__HOW TO COMPLETE THIS TASK__: Return the full listing, keeping every line exactly as it is.

__LISTED ENTRIES__:
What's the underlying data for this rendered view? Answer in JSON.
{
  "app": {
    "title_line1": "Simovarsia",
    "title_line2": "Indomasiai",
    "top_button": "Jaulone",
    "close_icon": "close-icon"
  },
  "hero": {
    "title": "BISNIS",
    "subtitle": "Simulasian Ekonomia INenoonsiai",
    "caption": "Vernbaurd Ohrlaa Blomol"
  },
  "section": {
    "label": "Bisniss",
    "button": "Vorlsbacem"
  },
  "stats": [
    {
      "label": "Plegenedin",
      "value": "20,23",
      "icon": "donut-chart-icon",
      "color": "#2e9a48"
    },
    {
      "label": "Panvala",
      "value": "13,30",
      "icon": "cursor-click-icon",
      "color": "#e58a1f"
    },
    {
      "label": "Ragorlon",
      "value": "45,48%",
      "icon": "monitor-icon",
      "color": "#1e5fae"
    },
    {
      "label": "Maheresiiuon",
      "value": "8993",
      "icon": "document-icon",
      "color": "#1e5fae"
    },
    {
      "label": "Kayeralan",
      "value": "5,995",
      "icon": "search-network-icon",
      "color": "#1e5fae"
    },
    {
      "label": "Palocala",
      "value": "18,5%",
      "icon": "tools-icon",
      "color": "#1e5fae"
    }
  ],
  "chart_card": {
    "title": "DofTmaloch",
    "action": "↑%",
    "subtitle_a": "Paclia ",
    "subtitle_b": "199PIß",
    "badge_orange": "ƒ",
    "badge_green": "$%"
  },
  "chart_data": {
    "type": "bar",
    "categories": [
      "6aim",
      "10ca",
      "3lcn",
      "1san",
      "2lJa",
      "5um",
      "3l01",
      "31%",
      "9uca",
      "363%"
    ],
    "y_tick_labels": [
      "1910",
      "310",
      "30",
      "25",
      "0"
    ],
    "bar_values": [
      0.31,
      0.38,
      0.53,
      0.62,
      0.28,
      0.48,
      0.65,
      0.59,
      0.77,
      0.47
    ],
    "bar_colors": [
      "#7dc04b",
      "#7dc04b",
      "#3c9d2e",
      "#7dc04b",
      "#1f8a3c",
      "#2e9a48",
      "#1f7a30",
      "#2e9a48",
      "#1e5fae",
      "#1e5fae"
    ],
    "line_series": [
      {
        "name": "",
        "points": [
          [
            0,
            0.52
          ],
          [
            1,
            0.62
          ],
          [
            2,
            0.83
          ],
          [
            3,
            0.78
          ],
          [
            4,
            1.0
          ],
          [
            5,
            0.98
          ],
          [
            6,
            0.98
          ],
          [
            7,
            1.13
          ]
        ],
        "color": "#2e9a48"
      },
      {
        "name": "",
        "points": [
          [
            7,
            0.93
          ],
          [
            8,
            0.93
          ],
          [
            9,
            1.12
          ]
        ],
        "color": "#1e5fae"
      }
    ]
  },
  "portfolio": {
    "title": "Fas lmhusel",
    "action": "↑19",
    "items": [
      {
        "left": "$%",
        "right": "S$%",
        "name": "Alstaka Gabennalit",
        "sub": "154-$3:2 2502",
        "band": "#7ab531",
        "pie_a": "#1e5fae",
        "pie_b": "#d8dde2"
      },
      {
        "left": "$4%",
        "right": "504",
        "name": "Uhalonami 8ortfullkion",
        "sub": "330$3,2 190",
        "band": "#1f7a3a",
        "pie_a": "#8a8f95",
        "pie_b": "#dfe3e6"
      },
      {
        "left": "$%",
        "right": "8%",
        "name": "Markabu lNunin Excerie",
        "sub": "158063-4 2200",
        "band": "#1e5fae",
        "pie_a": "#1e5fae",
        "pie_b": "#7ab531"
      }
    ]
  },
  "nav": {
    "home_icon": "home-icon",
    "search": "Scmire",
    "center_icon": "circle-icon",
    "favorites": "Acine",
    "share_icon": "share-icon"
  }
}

__ANSWER BOX__:
What's the underlying data for this rendered view? Answer in JSON.
{
  "app": {
    "title_line1": "Simovarsia",
    "title_line2": "Indomasiai",
    "top_button": "Jaulone",
    "close_icon": "close-icon"
  },
  "hero": {
    "title": "BISNIS",
    "subtitle": "Simulasian Ekonomia INenoonsiai",
    "caption": "Vernbaurd Ohrlaa Blomol"
  },
  "section": {
    "label": "Bisniss",
    "button": "Vorlsbacem"
  },
  "stats": [
    {
      "label": "Plegenedin",
      "value": "20,23",
      "icon": "donut-chart-icon",
      "color": "#2e9a48"
    },
    {
      "label": "Panvala",
      "value": "13,30",
      "icon": "cursor-click-icon",
      "color": "#e58a1f"
    },
    {
      "label": "Ragorlon",
      "value": "45,48%",
      "icon": "monitor-icon",
      "color": "#1e5fae"
    },
    {
      "label": "Maheresiiuon",
      "value": "8993",
      "icon": "document-icon",
      "color": "#1e5fae"
    },
    {
      "label": "Kayeralan",
      "value": "5,995",
      "icon": "search-network-icon",
      "color": "#1e5fae"
    },
    {
      "label": "Palocala",
      "value": "18,5%",
      "icon": "tools-icon",
      "color": "#1e5fae"
    }
  ],
  "chart_card": {
    "title": "DofTmaloch",
    "action": "↑%",
    "subtitle_a": "Paclia ",
    "subtitle_b": "199PIß",
    "badge_orange": "ƒ",
    "badge_green": "$%"
  },
  "chart_data": {
    "type": "bar",
    "categories": [
      "6aim",
      "10ca",
      "3lcn",
      "1san",
      "2lJa",
      "5um",
      "3l01",
      "31%",
      "9uca",
      "363%"
    ],
    "y_tick_labels": [
      "1910",
      "310",
      "30",
      "25",
      "0"
    ],
    "bar_values": [
      0.31,
      0.38,
      0.53,
      0.62,
      0.28,
      0.48,
      0.65,
      0.59,
      0.77,
      0.47
    ],
    "bar_colors": [
      "#7dc04b",
      "#7dc04b",
      "#3c9d2e",
      "#7dc04b",
      "#1f8a3c",
      "#2e9a48",
      "#1f7a30",
      "#2e9a48",
      "#1e5fae",
      "#1e5fae"
    ],
    "line_series": [
      {
        "name": "",
        "points": [
          [
            0,
            0.52
          ],
          [
            1,
            0.62
          ],
          [
            2,
            0.83
          ],
          [
            3,
            0.78
          ],
          [
            4,
            1.0
          ],
          [
            5,
            0.98
          ],
          [
            6,
            0.98
          ],
          [
            7,
            1.13
          ]
        ],
        "color": "#2e9a48"
      },
      {
        "name": "",
        "points": [
          [
            7,
            0.93
          ],
          [
            8,
            0.93
          ],
          [
            9,
            1.12
          ]
        ],
        "color": "#1e5fae"
      }
    ]
  },
  "portfolio": {
    "title": "Fas lmhusel",
    "action": "↑19",
    "items": [
      {
        "left": "$%",
        "right": "S$%",
        "name": "Alstaka Gabennalit",
        "sub": "154-$3:2 2502",
        "band": "#7ab531",
        "pie_a": "#1e5fae",
        "pie_b": "#d8dde2"
      },
      {
        "left": "$4%",
        "right": "504",
        "name": "Uhalonami 8ortfullkion",
        "sub": "330$3,2 190",
        "band": "#1f7a3a",
        "pie_a": "#8a8f95",
        "pie_b": "#dfe3e6"
      },
      {
        "left": "$%",
        "right": "8%",
        "name": "Markabu lNunin Excerie",
        "sub": "158063-4 2200",
        "band": "#1e5fae",
        "pie_a": "#1e5fae",
        "pie_b": "#7ab531"
      }
    ]
  },
  "nav": {
    "home_icon": "home-icon",
    "search": "Scmire",
    "center_icon": "circle-icon",
    "favorites": "Acine",
    "share_icon": "share-icon"
  }
}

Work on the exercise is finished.